I knew the path I was on would never sustain me. I was working in a corporate career I hated and constantly fighting my family to clean up their spaces. We needed a bigger house and more money in the bank. It was a downward spiral, and I knew I needed an escape.
One day I broke. I remember sitting on the couch and crying in the middle of the night, desperate for rest but so overwhelmed, I couldn’t possibly stop to go to sleep. I felt like there was more to do than humanly possible before the sun rose on another day.
Soon after, not knowing where to start, I did what many people do when trying to simplify. I started with my closet. Before I cleaned out my closet, I could go to work wearing a different blouse for 38 days (that’s almost two full work months). It was embarrassing and eye-opening. How did I accumulate so much stuff?
Cleaning out my closet turned into a 30-day no clothes shopping challenge. I realized I had more than enough. This simple challenge evolved into a one-year challenge. People thought I was insane. I thought I was insane. Who doesn’t buy new clothes for an entire year?
At the end of the year, not only did I have a changed wardrobe, I was changed. Cleaning out my closet was only the beginning. I was inspired. I NEEDED my home to be cleaned out too, every drawer, every storage closet, every room.

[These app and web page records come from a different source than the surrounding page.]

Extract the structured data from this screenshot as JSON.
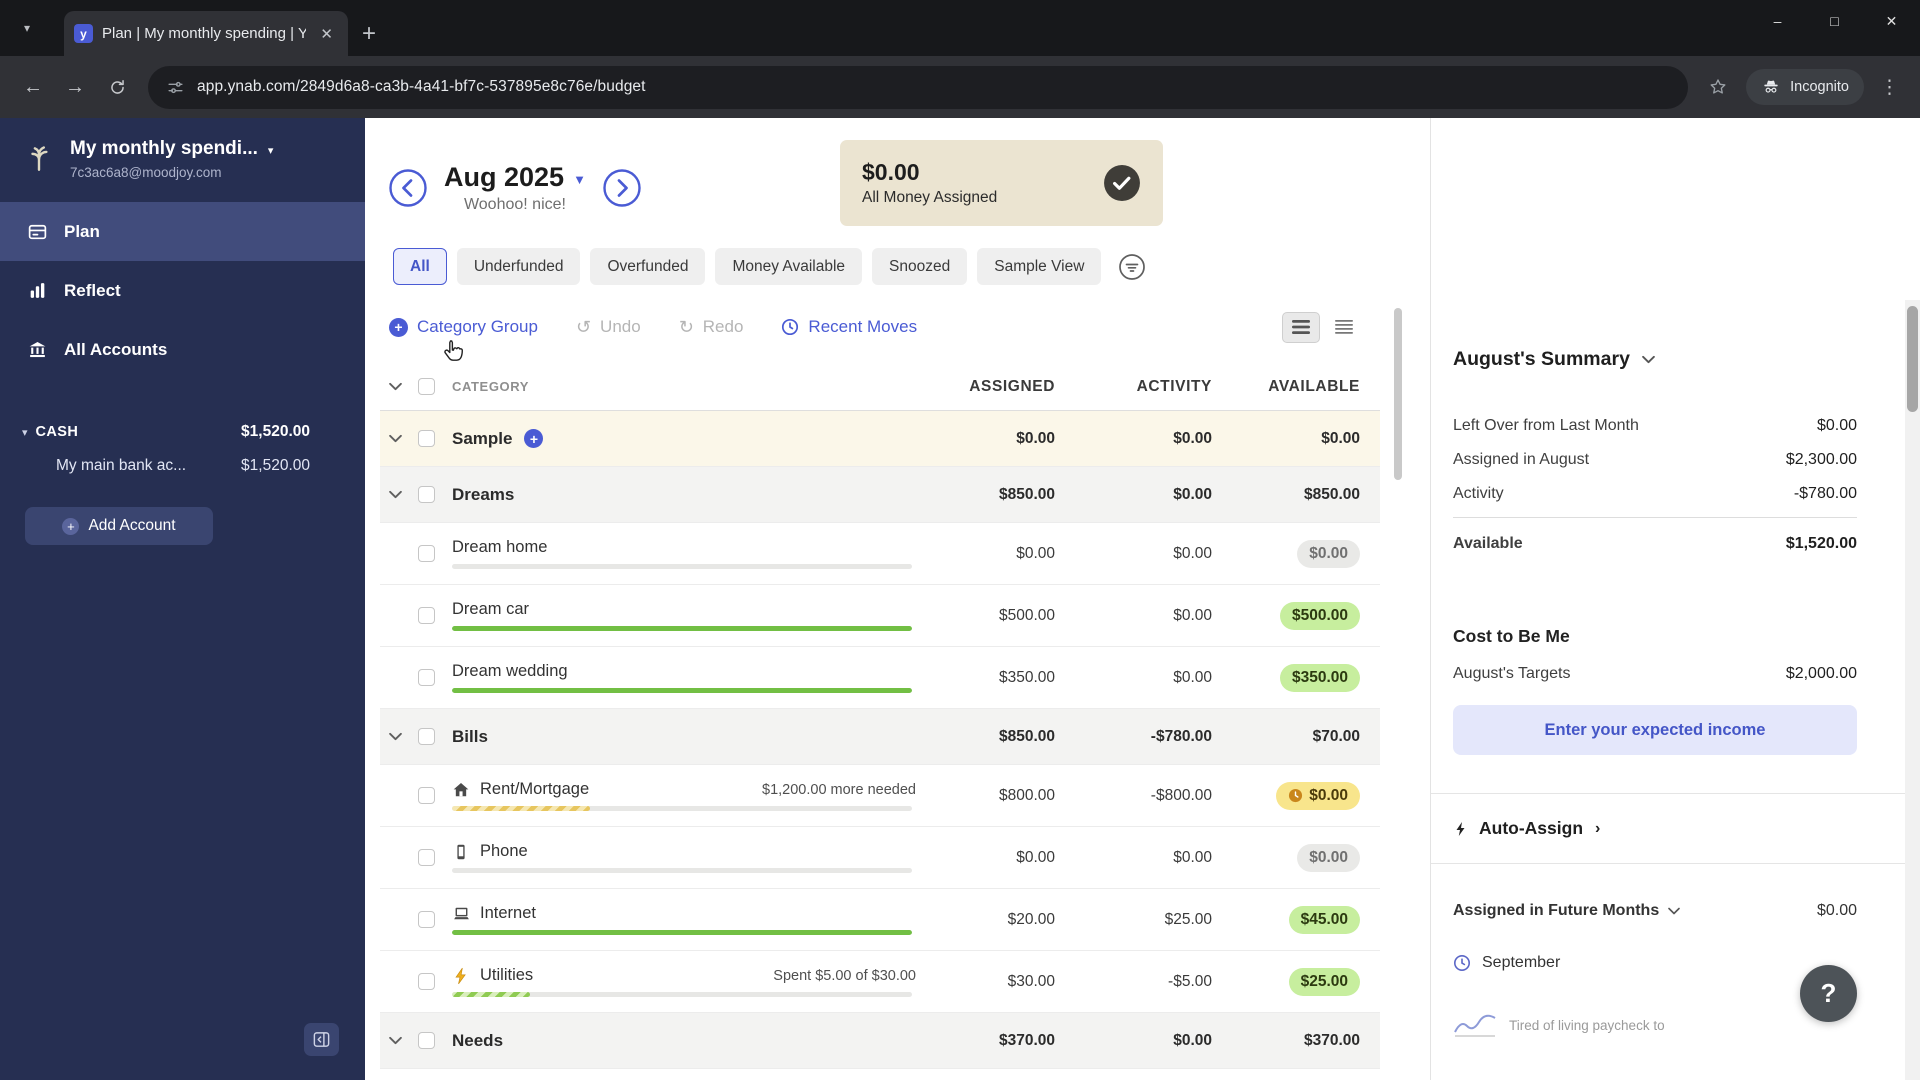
{
  "browser": {
    "tab_title": "Plan | My monthly spending | Y",
    "url": "app.ynab.com/2849d6a8-ca3b-4a41-bf7c-537895e8c76e/budget",
    "incognito_label": "Incognito"
  },
  "sidebar": {
    "budget_name": "My monthly spendi...",
    "email": "7c3ac6a8@moodjoy.com",
    "nav": [
      {
        "label": "Plan"
      },
      {
        "label": "Reflect"
      },
      {
        "label": "All Accounts"
      }
    ],
    "cash": {
      "label": "CASH",
      "amount": "$1,520.00"
    },
    "accounts": [
      {
        "name": "My main bank ac...",
        "amount": "$1,520.00"
      }
    ],
    "add_account_label": "Add Account"
  },
  "header": {
    "month": "Aug 2025",
    "subtitle": "Woohoo! nice!",
    "banner_amount": "$0.00",
    "banner_label": "All Money Assigned"
  },
  "filters": {
    "items": [
      "All",
      "Underfunded",
      "Overfunded",
      "Money Available",
      "Snoozed",
      "Sample View"
    ],
    "selected_index": 0
  },
  "toolbar": {
    "category_group": "Category Group",
    "undo": "Undo",
    "redo": "Redo",
    "recent_moves": "Recent Moves"
  },
  "table": {
    "headers": {
      "category": "CATEGORY",
      "assigned": "ASSIGNED",
      "activity": "ACTIVITY",
      "available": "AVAILABLE"
    },
    "rows": [
      {
        "type": "group",
        "name": "Sample",
        "assigned": "$0.00",
        "activity": "$0.00",
        "available": "$0.00",
        "has_add": true,
        "highlight": true
      },
      {
        "type": "group",
        "name": "Dreams",
        "assigned": "$850.00",
        "activity": "$0.00",
        "available": "$850.00"
      },
      {
        "type": "category",
        "name": "Dream home",
        "assigned": "$0.00",
        "activity": "$0.00",
        "available": "$0.00",
        "status": "zero",
        "progress": 0,
        "bar": "none"
      },
      {
        "type": "category",
        "name": "Dream car",
        "assigned": "$500.00",
        "activity": "$0.00",
        "available": "$500.00",
        "status": "funded",
        "progress": 100,
        "bar": "solid"
      },
      {
        "type": "category",
        "name": "Dream wedding",
        "assigned": "$350.00",
        "activity": "$0.00",
        "available": "$350.00",
        "status": "funded",
        "progress": 100,
        "bar": "solid"
      },
      {
        "type": "group",
        "name": "Bills",
        "assigned": "$850.00",
        "activity": "-$780.00",
        "available": "$70.00"
      },
      {
        "type": "category",
        "name": "Rent/Mortgage",
        "icon": "house",
        "note": "$1,200.00 more needed",
        "assigned": "$800.00",
        "activity": "-$800.00",
        "available": "$0.00",
        "status": "caution",
        "progress": 30,
        "bar": "striped-caution"
      },
      {
        "type": "category",
        "name": "Phone",
        "icon": "phone",
        "assigned": "$0.00",
        "activity": "$0.00",
        "available": "$0.00",
        "status": "zero",
        "progress": 0,
        "bar": "none"
      },
      {
        "type": "category",
        "name": "Internet",
        "icon": "laptop",
        "assigned": "$20.00",
        "activity": "$25.00",
        "available": "$45.00",
        "status": "funded",
        "progress": 100,
        "bar": "solid"
      },
      {
        "type": "category",
        "name": "Utilities",
        "icon": "bolt",
        "note": "Spent $5.00 of $30.00",
        "assigned": "$30.00",
        "activity": "-$5.00",
        "available": "$25.00",
        "status": "funded",
        "progress": 17,
        "bar": "striped-funded"
      },
      {
        "type": "group",
        "name": "Needs",
        "assigned": "$370.00",
        "activity": "$0.00",
        "available": "$370.00"
      }
    ]
  },
  "summary": {
    "title": "August's Summary",
    "rows": [
      {
        "label": "Left Over from Last Month",
        "value": "$0.00"
      },
      {
        "label": "Assigned in August",
        "value": "$2,300.00"
      },
      {
        "label": "Activity",
        "value": "-$780.00"
      }
    ],
    "available_label": "Available",
    "available_value": "$1,520.00",
    "cost_title": "Cost to Be Me",
    "targets_label": "August's Targets",
    "targets_value": "$2,000.00",
    "income_button": "Enter your expected income",
    "auto_assign": "Auto-Assign",
    "future_label": "Assigned in Future Months",
    "future_value": "$0.00",
    "future_month": "September",
    "teaser": "Tired of living paycheck to"
  },
  "help": {
    "label": "?"
  },
  "colors": {
    "accent_blue": "#4a5bd4",
    "sidebar_bg": "#262f52",
    "banner_bg": "#ebe4d1",
    "pill_green_bg": "#c7ee9e",
    "pill_gray_bg": "#e9e9e7",
    "pill_yellow_bg": "#f8e58c",
    "progress_green": "#72bf44"
  }
}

I didn’t know where to start, so I just started. I cleaned out my bedroom first. Then my storage closets and junk drawers. Next, I moved on to conquering the entire house.

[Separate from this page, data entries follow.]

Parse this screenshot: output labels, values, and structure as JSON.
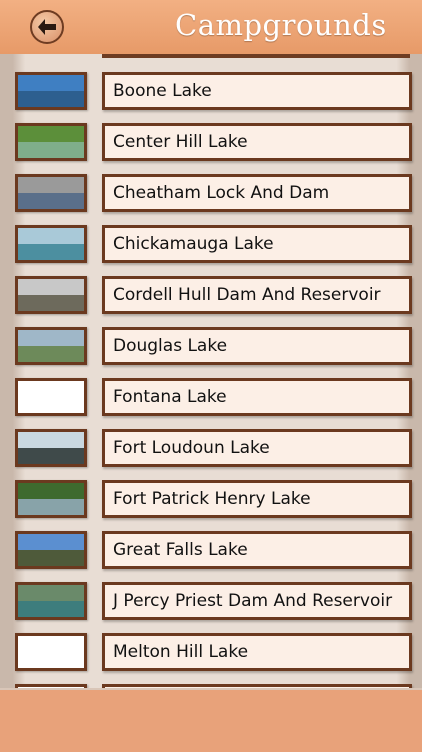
{
  "header": {
    "title": "Campgrounds"
  },
  "items": [
    {
      "label": "Boone Lake",
      "thumb": [
        "#3f7fc2",
        "#2d5f8f"
      ]
    },
    {
      "label": "Center Hill Lake",
      "thumb": [
        "#5c8f3a",
        "#7fae8a"
      ]
    },
    {
      "label": "Cheatham Lock And Dam",
      "thumb": [
        "#9a9a9a",
        "#5a6f8a"
      ]
    },
    {
      "label": "Chickamauga Lake",
      "thumb": [
        "#a9c9d8",
        "#4c8fa0"
      ]
    },
    {
      "label": "Cordell Hull Dam And Reservoir",
      "thumb": [
        "#c8c8c8",
        "#6d6a5c"
      ]
    },
    {
      "label": "Douglas Lake",
      "thumb": [
        "#9fb7c8",
        "#6d8a5a"
      ]
    },
    {
      "label": "Fontana Lake",
      "thumb": [
        "#ffffff",
        "#ffffff"
      ]
    },
    {
      "label": "Fort Loudoun Lake",
      "thumb": [
        "#c9d8e0",
        "#3f4a4a"
      ]
    },
    {
      "label": "Fort Patrick Henry Lake",
      "thumb": [
        "#3e6a2e",
        "#88a3a9"
      ]
    },
    {
      "label": "Great Falls Lake",
      "thumb": [
        "#5b8fd0",
        "#4e5a3a"
      ]
    },
    {
      "label": "J Percy Priest Dam And Reservoir",
      "thumb": [
        "#6a8a6a",
        "#3d7d7d"
      ]
    },
    {
      "label": "Melton Hill Lake",
      "thumb": [
        "#ffffff",
        "#ffffff"
      ]
    },
    {
      "label": "",
      "thumb": [
        "#ffffff",
        "#ffffff"
      ]
    }
  ]
}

The first book I read for inspiration was The More of Less from Joshua Becker. It gave me the motivation I needed to change my mindset about shopping and the accumulation of stuff. After that, I was unstoppable.
It took me six months to declutter my house to look “clean”. It took me another six months to finish my home and love it.

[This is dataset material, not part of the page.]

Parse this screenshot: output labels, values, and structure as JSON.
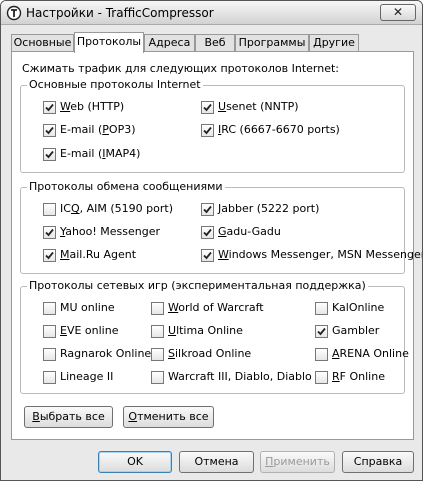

Something else happened during my year of decluttering and not shopping. It was almost magical. I learned “stuff” didn’t make me happy. I was no longer shopping for fun or as a way to spend my time. I was no longer relying on new and shiny things to bring me joy and happiness.
Instead of finding my happiness in stuff, I was finding happiness in other areas of my life. I was taking my kids on more picnics. I was spending time at the library instead of the mall. I learned how to quilt. I was saying “no” to obligations that gave me and my family no value.
I was no longer only decluttering my house. I was discovering what minimalism could mean for me, this foreign concept I had never known except for the extreme cases featured in documentaries.
All of a sudden, living a simple life didn’t seem so extreme. I didn’t need the same things anymore. I didn’t need a bigger house. I didn’t need a higher paying job. I didn’t need a fancy car. Minimalism and simple living taught me to be the happiest version of myself.
After years of trying to keep up with my coworkers, neighbors, and the Joneses down the street, I discovered my happiest life. Not spending money on senseless items and finding simple joys allowed us to move into our dream home in the mountains, allowed me to quit my job to stay home with my kids, and gave me the opportunity to pursue a dream career.
So how exactly did I find my happiest, simplest self?
1. Start Small
Clean out a closet, a room or even a drawer. It doesn’t have to be big. Big changes can come from small actions.
2. Stop the inflow
Stop shopping for fun or the next good deal. Buy only what you need, and stop letting more clutter enter your home.
3. Spend more time doing what you love
Like visual clutter, obligations can clutter our lives too. Cut out life clutter and only devote your time to things that matter to you. When you stop spending so much time trying to keep up with those around you, you gain an incredible amount to time back to do what you really love.
Minimalism changed me. Minimalism changed my family.
Minimalism looks different for everyone. For me, it meant freedom from visual clutter, financial hardship and a career I hated. It gave me more time with my precious family and time to focus on all the things that matter the most.
Minimalism forever has my heart, and I look forward to seeing how it continues to morph as I grow. I’m forever grateful to minimalism, as it helped me find my happiest, simplest self.
About the Author: Brooke is the author of Happy Simple Mom. She writes to encourage others to find their happiest selves by letting go of clutter in their homes and lives.